## EXERCISE DETAILS
Using the records that follow, count the lines containing the word "replies" and give that number only.

--- PROVIDED RECORDS Enclosed Below ---

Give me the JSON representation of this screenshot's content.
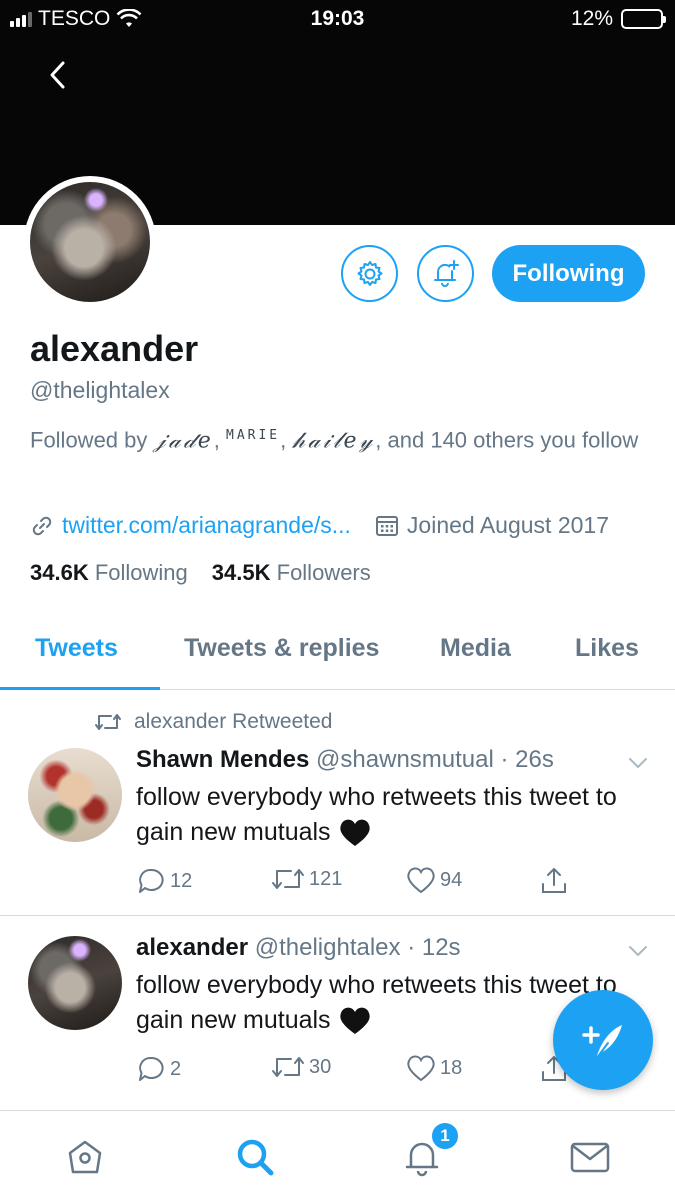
{
  "status": {
    "carrier": "TESCO",
    "time": "19:03",
    "battery": "12%"
  },
  "profile": {
    "name": "alexander",
    "handle": "@thelightalex",
    "followed_by_prefix": "Followed by",
    "followed_by_names": [
      "𝒿𝒶𝒹𝑒",
      "MARIE",
      "𝒽𝒶𝒾𝓁𝑒𝓎"
    ],
    "followed_by_suffix": ", and 140 others you follow",
    "link": "twitter.com/arianagrande/s...",
    "joined": "Joined August 2017",
    "following_count": "34.6K",
    "following_label": "Following",
    "followers_count": "34.5K",
    "followers_label": "Followers",
    "follow_button": "Following"
  },
  "tabs": [
    "Tweets",
    "Tweets & replies",
    "Media",
    "Likes"
  ],
  "tweets": [
    {
      "retweeted_by": "alexander Retweeted",
      "name": "Shawn Mendes",
      "handle_time": "@shawnsmutual · 26s",
      "text": "follow everybody who retweets this tweet to gain new mutuals",
      "replies": "12",
      "retweets": "121",
      "likes": "94"
    },
    {
      "name": "alexander",
      "handle_time": "@thelightalex · 12s",
      "text": "follow everybody who retweets this tweet to gain new mutuals",
      "replies": "2",
      "retweets": "30",
      "likes": "18"
    }
  ],
  "nav": {
    "notification_badge": "1"
  },
  "colors": {
    "accent": "#1da1f2",
    "muted": "#657786"
  }
}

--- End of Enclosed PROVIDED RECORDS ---

## OUTPUT BELOW
3